* _Instructions to follow_
Copy out the whole listing below exactly.

====== Source material

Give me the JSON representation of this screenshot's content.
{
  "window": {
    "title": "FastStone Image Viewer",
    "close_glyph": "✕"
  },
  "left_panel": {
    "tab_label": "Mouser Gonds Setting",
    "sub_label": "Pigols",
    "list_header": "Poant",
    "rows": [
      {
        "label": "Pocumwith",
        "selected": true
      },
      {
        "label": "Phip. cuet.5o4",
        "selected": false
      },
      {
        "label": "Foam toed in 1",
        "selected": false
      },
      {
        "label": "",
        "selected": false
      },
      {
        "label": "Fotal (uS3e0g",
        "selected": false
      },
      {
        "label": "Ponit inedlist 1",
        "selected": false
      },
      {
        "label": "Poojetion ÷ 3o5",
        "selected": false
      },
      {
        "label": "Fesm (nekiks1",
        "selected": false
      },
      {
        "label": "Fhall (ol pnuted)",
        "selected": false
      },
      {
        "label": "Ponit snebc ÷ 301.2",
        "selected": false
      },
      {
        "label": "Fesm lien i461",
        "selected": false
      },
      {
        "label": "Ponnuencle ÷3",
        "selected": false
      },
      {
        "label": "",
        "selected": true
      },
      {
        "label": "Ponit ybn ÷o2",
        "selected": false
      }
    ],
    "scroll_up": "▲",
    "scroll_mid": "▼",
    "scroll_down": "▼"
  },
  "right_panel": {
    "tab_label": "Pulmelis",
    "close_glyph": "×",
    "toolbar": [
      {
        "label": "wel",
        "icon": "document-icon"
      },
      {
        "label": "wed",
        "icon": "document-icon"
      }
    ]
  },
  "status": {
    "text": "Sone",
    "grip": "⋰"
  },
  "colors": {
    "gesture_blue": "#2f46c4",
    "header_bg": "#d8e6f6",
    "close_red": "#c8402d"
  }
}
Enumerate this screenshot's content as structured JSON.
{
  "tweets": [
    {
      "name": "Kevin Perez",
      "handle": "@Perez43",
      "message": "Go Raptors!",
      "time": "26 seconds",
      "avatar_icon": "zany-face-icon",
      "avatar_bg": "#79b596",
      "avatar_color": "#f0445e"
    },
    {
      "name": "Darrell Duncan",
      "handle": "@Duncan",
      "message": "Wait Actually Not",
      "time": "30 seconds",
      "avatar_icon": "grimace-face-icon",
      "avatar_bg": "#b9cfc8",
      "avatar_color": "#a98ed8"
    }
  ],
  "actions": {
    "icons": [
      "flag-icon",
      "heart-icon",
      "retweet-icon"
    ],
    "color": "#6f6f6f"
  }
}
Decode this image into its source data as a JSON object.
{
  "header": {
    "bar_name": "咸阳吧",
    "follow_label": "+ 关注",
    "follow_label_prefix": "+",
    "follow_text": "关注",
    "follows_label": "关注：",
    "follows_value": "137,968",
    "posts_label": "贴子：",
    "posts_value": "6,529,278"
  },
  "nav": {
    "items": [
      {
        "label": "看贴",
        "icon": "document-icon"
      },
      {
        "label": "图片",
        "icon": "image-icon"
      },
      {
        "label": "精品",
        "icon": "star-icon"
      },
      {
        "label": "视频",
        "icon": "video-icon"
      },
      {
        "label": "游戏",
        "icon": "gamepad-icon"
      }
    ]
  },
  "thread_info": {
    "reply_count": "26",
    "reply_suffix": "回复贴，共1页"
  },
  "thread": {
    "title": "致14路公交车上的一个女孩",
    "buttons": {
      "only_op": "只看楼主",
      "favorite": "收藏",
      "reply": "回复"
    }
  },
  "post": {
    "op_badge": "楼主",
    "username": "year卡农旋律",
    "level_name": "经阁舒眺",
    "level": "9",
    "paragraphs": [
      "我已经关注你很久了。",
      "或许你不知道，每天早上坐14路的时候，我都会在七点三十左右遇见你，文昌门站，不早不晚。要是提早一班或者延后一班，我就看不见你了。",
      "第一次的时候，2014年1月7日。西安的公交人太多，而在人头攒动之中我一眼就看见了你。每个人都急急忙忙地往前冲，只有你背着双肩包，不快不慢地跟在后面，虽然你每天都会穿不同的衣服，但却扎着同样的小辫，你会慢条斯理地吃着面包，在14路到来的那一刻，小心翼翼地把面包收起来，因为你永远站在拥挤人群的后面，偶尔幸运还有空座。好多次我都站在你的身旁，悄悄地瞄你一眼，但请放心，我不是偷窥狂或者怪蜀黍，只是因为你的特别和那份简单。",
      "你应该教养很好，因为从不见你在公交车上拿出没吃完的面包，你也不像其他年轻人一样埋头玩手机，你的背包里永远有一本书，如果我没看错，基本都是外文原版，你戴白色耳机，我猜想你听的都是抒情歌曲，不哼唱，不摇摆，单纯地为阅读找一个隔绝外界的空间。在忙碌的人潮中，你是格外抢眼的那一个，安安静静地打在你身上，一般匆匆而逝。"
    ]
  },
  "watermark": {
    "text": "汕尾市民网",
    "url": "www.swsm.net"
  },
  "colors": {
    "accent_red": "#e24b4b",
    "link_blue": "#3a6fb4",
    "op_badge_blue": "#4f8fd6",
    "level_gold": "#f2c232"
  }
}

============

* _Result of the task_
Give me the JSON representation of this screenshot's content.
{
  "window": {
    "title": "FastStone Image Viewer",
    "close_glyph": "✕"
  },
  "left_panel": {
    "tab_label": "Mouser Gonds Setting",
    "sub_label": "Pigols",
    "list_header": "Poant",
    "rows": [
      {
        "label": "Pocumwith",
        "selected": true
      },
      {
        "label": "Phip. cuet.5o4",
        "selected": false
      },
      {
        "label": "Foam toed in 1",
        "selected": false
      },
      {
        "label": "",
        "selected": false
      },
      {
        "label": "Fotal (uS3e0g",
        "selected": false
      },
      {
        "label": "Ponit inedlist 1",
        "selected": false
      },
      {
        "label": "Poojetion ÷ 3o5",
        "selected": false
      },
      {
        "label": "Fesm (nekiks1",
        "selected": false
      },
      {
        "label": "Fhall (ol pnuted)",
        "selected": false
      },
      {
        "label": "Ponit snebc ÷ 301.2",
        "selected": false
      },
      {
        "label": "Fesm lien i461",
        "selected": false
      },
      {
        "label": "Ponnuencle ÷3",
        "selected": false
      },
      {
        "label": "",
        "selected": true
      },
      {
        "label": "Ponit ybn ÷o2",
        "selected": false
      }
    ],
    "scroll_up": "▲",
    "scroll_mid": "▼",
    "scroll_down": "▼"
  },
  "right_panel": {
    "tab_label": "Pulmelis",
    "close_glyph": "×",
    "toolbar": [
      {
        "label": "wel",
        "icon": "document-icon"
      },
      {
        "label": "wed",
        "icon": "document-icon"
      }
    ]
  },
  "status": {
    "text": "Sone",
    "grip": "⋰"
  },
  "colors": {
    "gesture_blue": "#2f46c4",
    "header_bg": "#d8e6f6",
    "close_red": "#c8402d"
  }
}
Enumerate this screenshot's content as structured JSON.
{
  "tweets": [
    {
      "name": "Kevin Perez",
      "handle": "@Perez43",
      "message": "Go Raptors!",
      "time": "26 seconds",
      "avatar_icon": "zany-face-icon",
      "avatar_bg": "#79b596",
      "avatar_color": "#f0445e"
    },
    {
      "name": "Darrell Duncan",
      "handle": "@Duncan",
      "message": "Wait Actually Not",
      "time": "30 seconds",
      "avatar_icon": "grimace-face-icon",
      "avatar_bg": "#b9cfc8",
      "avatar_color": "#a98ed8"
    }
  ],
  "actions": {
    "icons": [
      "flag-icon",
      "heart-icon",
      "retweet-icon"
    ],
    "color": "#6f6f6f"
  }
}
Decode this image into its source data as a JSON object.
{
  "header": {
    "bar_name": "咸阳吧",
    "follow_label": "+ 关注",
    "follow_label_prefix": "+",
    "follow_text": "关注",
    "follows_label": "关注：",
    "follows_value": "137,968",
    "posts_label": "贴子：",
    "posts_value": "6,529,278"
  },
  "nav": {
    "items": [
      {
        "label": "看贴",
        "icon": "document-icon"
      },
      {
        "label": "图片",
        "icon": "image-icon"
      },
      {
        "label": "精品",
        "icon": "star-icon"
      },
      {
        "label": "视频",
        "icon": "video-icon"
      },
      {
        "label": "游戏",
        "icon": "gamepad-icon"
      }
    ]
  },
  "thread_info": {
    "reply_count": "26",
    "reply_suffix": "回复贴，共1页"
  },
  "thread": {
    "title": "致14路公交车上的一个女孩",
    "buttons": {
      "only_op": "只看楼主",
      "favorite": "收藏",
      "reply": "回复"
    }
  },
  "post": {
    "op_badge": "楼主",
    "username": "year卡农旋律",
    "level_name": "经阁舒眺",
    "level": "9",
    "paragraphs": [
      "我已经关注你很久了。",
      "或许你不知道，每天早上坐14路的时候，我都会在七点三十左右遇见你，文昌门站，不早不晚。要是提早一班或者延后一班，我就看不见你了。",
      "第一次的时候，2014年1月7日。西安的公交人太多，而在人头攒动之中我一眼就看见了你。每个人都急急忙忙地往前冲，只有你背着双肩包，不快不慢地跟在后面，虽然你每天都会穿不同的衣服，但却扎着同样的小辫，你会慢条斯理地吃着面包，在14路到来的那一刻，小心翼翼地把面包收起来，因为你永远站在拥挤人群的后面，偶尔幸运还有空座。好多次我都站在你的身旁，悄悄地瞄你一眼，但请放心，我不是偷窥狂或者怪蜀黍，只是因为你的特别和那份简单。",
      "你应该教养很好，因为从不见你在公交车上拿出没吃完的面包，你也不像其他年轻人一样埋头玩手机，你的背包里永远有一本书，如果我没看错，基本都是外文原版，你戴白色耳机，我猜想你听的都是抒情歌曲，不哼唱，不摇摆，单纯地为阅读找一个隔绝外界的空间。在忙碌的人潮中，你是格外抢眼的那一个，安安静静地打在你身上，一般匆匆而逝。"
    ]
  },
  "watermark": {
    "text": "汕尾市民网",
    "url": "www.swsm.net"
  },
  "colors": {
    "accent_red": "#e24b4b",
    "link_blue": "#3a6fb4",
    "op_badge_blue": "#4f8fd6",
    "level_gold": "#f2c232"
  }
}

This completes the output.